As the world hunkered down in an attempt to slow the spread of COVID-19, the critical discussion of the United States' ability to fend off cyberattacks took front and center with the publication earlier this month of a long-awaited report.
The so-called US Cyberspace Solarium Commission, a bicameral and bipartisan effort inspired by an Eisenhower Administration commission formed to tackle Cold War era issues, dropped its 122-page report, mandated by the 2019 Defense Authorization Act, and the conclusions were grave, if not surprising.
"The US government is currently not designed to act with the speed and agility necessary to defend the country in cyberspace," the report concluded. "We must get faster and smarter, improving the government's ability to organize concurrent, continuous and collaborative efforts to build resilience, respond to cyberthreats, and preserve military options that signal a capability and willingness to impose costs on adversaries."
The commission, which conducted hundreds of interviews and numerous stress tests during its investigation, recommends a new approach to national cybersecurity efforts it's dubbed "layered cyber deterrence." In order to reduce the probability and impact of future cyberattacks, layered cyber-deterrence would seek to accomplish this in three ways: by shaping behavior in cyberspace; by denying benefits to adversaries by shoring up the resilience of critical networks; and by imposing costs against those threat actors.
The report then goes on to make more than 80 recommendations grouped into six pillars. These pillars are as follows:
– Reforming the US government's cyber-structure and organization;
– Strengthening norms and non-military tools;
– Promoting national resilience;
– Reshaping the cyber-ecosystem;
– Operationalizing cybersecurity collaboration with the private sector; and
– Preserving and employing the military instrument of national power.
Hidden in all of this posturing language is an important message: Our national cyber-defenses are a disaster.
As if on queue, that message was driven home by events on the front lines, namely a cyberattack on the Department of Health and Human Services just days after the commission's report was published. While no data was compromised, and it appears the goal was simply to slow down HHS's systems, the idea that the nation's top health agency could be hacked in the middle of contending with the COVID-19 pandemic is an ironic development that should land heavily on Washington.
Seriously, if we're not adequately protecting our digital healthcare infrastructure now, then when?
The report throws out some controversial suggestions, such as the incorporation of the concept of "defend forward," which is essentially akin to performing military reconnaissance missions to gain insight into what the enemy is planning.

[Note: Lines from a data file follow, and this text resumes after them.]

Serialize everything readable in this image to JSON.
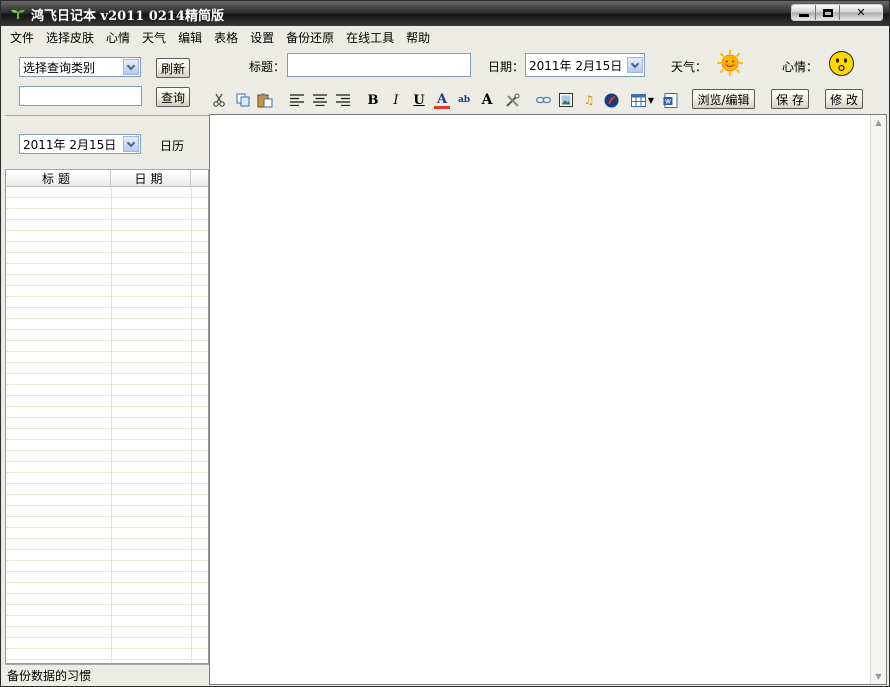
{
  "window": {
    "title": "鸿飞日记本 v2011 0214精简版"
  },
  "menu": [
    "文件",
    "选择皮肤",
    "心情",
    "天气",
    "编辑",
    "表格",
    "设置",
    "备份还原",
    "在线工具",
    "帮助"
  ],
  "left": {
    "category_select": "选择查询类别",
    "refresh_label": "刷新",
    "search_value": "",
    "query_label": "查询",
    "date_value": "2011年 2月15日",
    "calendar_label": "日历",
    "columns": [
      "标题",
      "日期"
    ]
  },
  "entry": {
    "title_label": "标题：",
    "title_value": "",
    "date_label": "日期：",
    "date_value": "2011年 2月15日",
    "weather_label": "天气：",
    "mood_label": "心情："
  },
  "toolbar": {
    "icons": [
      "cut-icon",
      "copy-icon",
      "paste-icon",
      "align-left-icon",
      "align-center-icon",
      "align-right-icon",
      "bold-icon",
      "italic-icon",
      "underline-icon",
      "font-color-icon",
      "highlight-icon",
      "font-size-icon",
      "tools-icon",
      "link-icon",
      "image-icon",
      "music-icon",
      "flash-icon",
      "table-icon",
      "word-icon"
    ],
    "browse_edit_label": "浏览/编辑",
    "save_label": "保 存",
    "modify_label": "修 改"
  },
  "status": {
    "text": "备份数据的习惯"
  },
  "colors": {
    "titlebar": "#1a1a1a",
    "panel": "#ecece4",
    "accent_blue": "#7f9db9",
    "sun": "#f5b400"
  }
}
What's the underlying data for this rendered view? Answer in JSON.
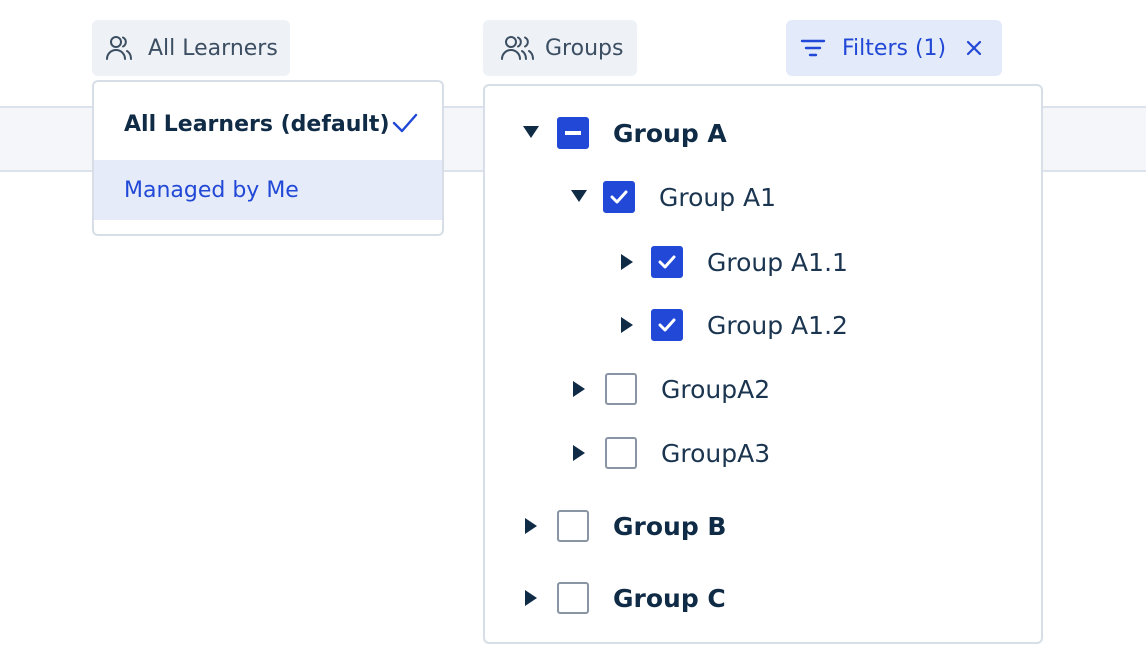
{
  "toolbar": {
    "learners_label": "All Learners",
    "groups_label": "Groups",
    "filters_label": "Filters (1)"
  },
  "learners_menu": {
    "items": [
      {
        "label": "All Learners (default)",
        "selected": true
      },
      {
        "label": "Managed by Me",
        "selected": false
      }
    ]
  },
  "groups_tree": {
    "nodes": [
      {
        "label": "Group A",
        "state": "indeterminate",
        "expanded": true
      },
      {
        "label": "Group A1",
        "state": "checked",
        "expanded": true
      },
      {
        "label": "Group A1.1",
        "state": "checked",
        "expanded": false
      },
      {
        "label": "Group A1.2",
        "state": "checked",
        "expanded": false
      },
      {
        "label": "GroupA2",
        "state": "unchecked",
        "expanded": false
      },
      {
        "label": "GroupA3",
        "state": "unchecked",
        "expanded": false
      },
      {
        "label": "Group B",
        "state": "unchecked",
        "expanded": false
      },
      {
        "label": "Group C",
        "state": "unchecked",
        "expanded": false
      }
    ]
  },
  "colors": {
    "accent": "#2148d6",
    "text": "#0f2b46",
    "chip_bg": "#eef1f5",
    "active_chip_bg": "#e3eaf9"
  }
}
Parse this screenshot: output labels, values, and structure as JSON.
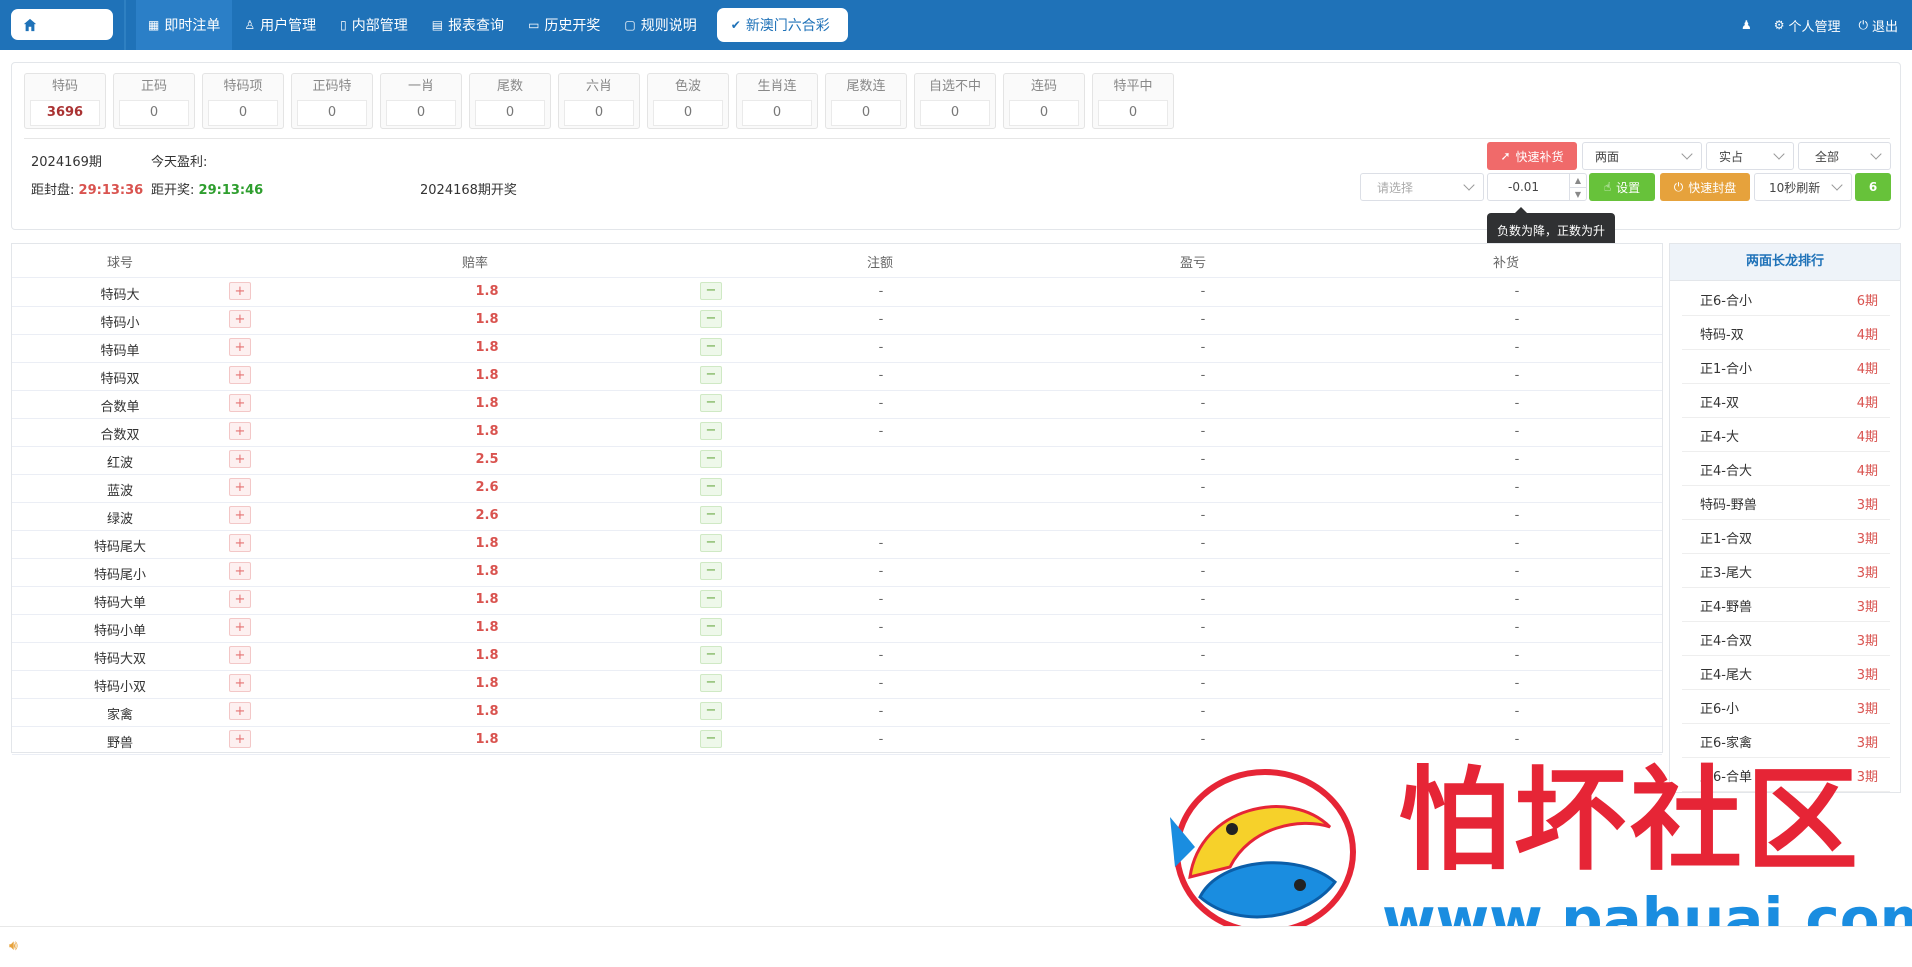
{
  "nav": {
    "items": [
      {
        "label": "即时注单",
        "icon": "grid-icon"
      },
      {
        "label": "用户管理",
        "icon": "user-icon"
      },
      {
        "label": "内部管理",
        "icon": "book-icon"
      },
      {
        "label": "报表查询",
        "icon": "report-icon"
      },
      {
        "label": "历史开奖",
        "icon": "monitor-icon"
      },
      {
        "label": "规则说明",
        "icon": "chat-icon"
      }
    ],
    "game_label": "新澳门六合彩",
    "personal": "个人管理",
    "logout": "退出"
  },
  "categories": [
    {
      "name": "特码",
      "value": "3696"
    },
    {
      "name": "正码",
      "value": "0"
    },
    {
      "name": "特码项",
      "value": "0"
    },
    {
      "name": "正码特",
      "value": "0"
    },
    {
      "name": "一肖",
      "value": "0"
    },
    {
      "name": "尾数",
      "value": "0"
    },
    {
      "name": "六肖",
      "value": "0"
    },
    {
      "name": "色波",
      "value": "0"
    },
    {
      "name": "生肖连",
      "value": "0"
    },
    {
      "name": "尾数连",
      "value": "0"
    },
    {
      "name": "自选不中",
      "value": "0"
    },
    {
      "name": "连码",
      "value": "0"
    },
    {
      "name": "特平中",
      "value": "0"
    }
  ],
  "info": {
    "period": "2024169期",
    "today_profit_label": "今天盈利:",
    "close_label": "距封盘:",
    "close_time": "29:13:36",
    "open_label": "距开奖:",
    "open_time": "29:13:46",
    "last_draw": "2024168期开奖"
  },
  "controls": {
    "quick_fill": "快速补货",
    "mode": "两面",
    "share": "实占",
    "range": "全部",
    "select_placeholder": "请选择",
    "adjust_value": "-0.01",
    "set_label": "设置",
    "quick_seal": "快速封盘",
    "refresh": "10秒刷新",
    "count": "6",
    "tooltip": "负数为降，正数为升"
  },
  "table": {
    "headers": [
      "球号",
      "赔率",
      "注额",
      "盈亏",
      "补货"
    ],
    "rows": [
      {
        "name": "特码大",
        "rate": "1.8",
        "bet": "-",
        "pl": "-",
        "fill": "-"
      },
      {
        "name": "特码小",
        "rate": "1.8",
        "bet": "-",
        "pl": "-",
        "fill": "-"
      },
      {
        "name": "特码单",
        "rate": "1.8",
        "bet": "-",
        "pl": "-",
        "fill": "-"
      },
      {
        "name": "特码双",
        "rate": "1.8",
        "bet": "-",
        "pl": "-",
        "fill": "-"
      },
      {
        "name": "合数单",
        "rate": "1.8",
        "bet": "-",
        "pl": "-",
        "fill": "-"
      },
      {
        "name": "合数双",
        "rate": "1.8",
        "bet": "-",
        "pl": "-",
        "fill": "-"
      },
      {
        "name": "红波",
        "rate": "2.5",
        "bet": "",
        "pl": "-",
        "fill": "-"
      },
      {
        "name": "蓝波",
        "rate": "2.6",
        "bet": "",
        "pl": "-",
        "fill": "-"
      },
      {
        "name": "绿波",
        "rate": "2.6",
        "bet": "",
        "pl": "-",
        "fill": "-"
      },
      {
        "name": "特码尾大",
        "rate": "1.8",
        "bet": "-",
        "pl": "-",
        "fill": "-"
      },
      {
        "name": "特码尾小",
        "rate": "1.8",
        "bet": "-",
        "pl": "-",
        "fill": "-"
      },
      {
        "name": "特码大单",
        "rate": "1.8",
        "bet": "-",
        "pl": "-",
        "fill": "-"
      },
      {
        "name": "特码小单",
        "rate": "1.8",
        "bet": "-",
        "pl": "-",
        "fill": "-"
      },
      {
        "name": "特码大双",
        "rate": "1.8",
        "bet": "-",
        "pl": "-",
        "fill": "-"
      },
      {
        "name": "特码小双",
        "rate": "1.8",
        "bet": "-",
        "pl": "-",
        "fill": "-"
      },
      {
        "name": "家禽",
        "rate": "1.8",
        "bet": "-",
        "pl": "-",
        "fill": "-"
      },
      {
        "name": "野兽",
        "rate": "1.8",
        "bet": "-",
        "pl": "-",
        "fill": "-"
      }
    ]
  },
  "ranking": {
    "title": "两面长龙排行",
    "items": [
      {
        "name": "正6-合小",
        "periods": "6期"
      },
      {
        "name": "特码-双",
        "periods": "4期"
      },
      {
        "name": "正1-合小",
        "periods": "4期"
      },
      {
        "name": "正4-双",
        "periods": "4期"
      },
      {
        "name": "正4-大",
        "periods": "4期"
      },
      {
        "name": "正4-合大",
        "periods": "4期"
      },
      {
        "name": "特码-野兽",
        "periods": "3期"
      },
      {
        "name": "正1-合双",
        "periods": "3期"
      },
      {
        "name": "正3-尾大",
        "periods": "3期"
      },
      {
        "name": "正4-野兽",
        "periods": "3期"
      },
      {
        "name": "正4-合双",
        "periods": "3期"
      },
      {
        "name": "正4-尾大",
        "periods": "3期"
      },
      {
        "name": "正6-小",
        "periods": "3期"
      },
      {
        "name": "正6-家禽",
        "periods": "3期"
      },
      {
        "name": "正6-合单",
        "periods": "3期"
      }
    ]
  },
  "watermark": {
    "title": "怕坏社区",
    "url": "www.pahuai.com"
  },
  "colors": {
    "primary": "#1f72b8",
    "danger": "#f06a6a",
    "success": "#67c23a",
    "warning": "#e6a23c"
  }
}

It's a suggestion that a New York Times piece pointed out would create a self-conflicting aspect of federal cyber-policy.
"The United States has condemned foreign operations aimed at intruding in American networks to influence elections or penetrate energy grids," the Times piece stated. "But at the same time, the report calls for an acceleration of the American strategy of persistent engagement, in which Cyber Command and the National Security Agency go deep inside Russian, Chinese, Iranian and North Korean networks, among others, to see attacks massing or to take pre-emptive action to deter an adversary’s operations."
Potential hypocrisy aside, no one would argue with the larger notion that shoring up the nation's cyber-defenses is good idea. In fact, perhaps a more considered and thorough cyber-defense policy would have helped minimize the emerging threat presented by having so many federal workers being asked to work from home during the COVID-19 outbreak.
But there's a huge cloud that hangs over the discussion of shoring up federal cyber-defenses: Namely, the lingering question of complicity with certain kinds of attacks. Specifically, I'm talking about the ongoing speculation surrounding Russian hacking into our election systems in 2016.
Another Times report, this one from last year, detailed how White House Chief of Staff Mick Mulvaney told Kirstjen Nielsen, former head of the Department of Homeland Security, not to mention to President Trump her concerns about preparing for further attacks during the 2020 election. Mulvaney reportedly said that Trump equated any public discussion of Russian hacking into election systems with questions about the legitimacy of his presidency.
Let's face it: As long as our president isn't 100 percent behind cyber-deterrence, any policy is likely doomed to have holes in it. Here's hoping that reason prevails, and that the Cyberspace Solarium Commission's work is one day looked upon as a key moment in the evolution of our nation's cybersecurity posture.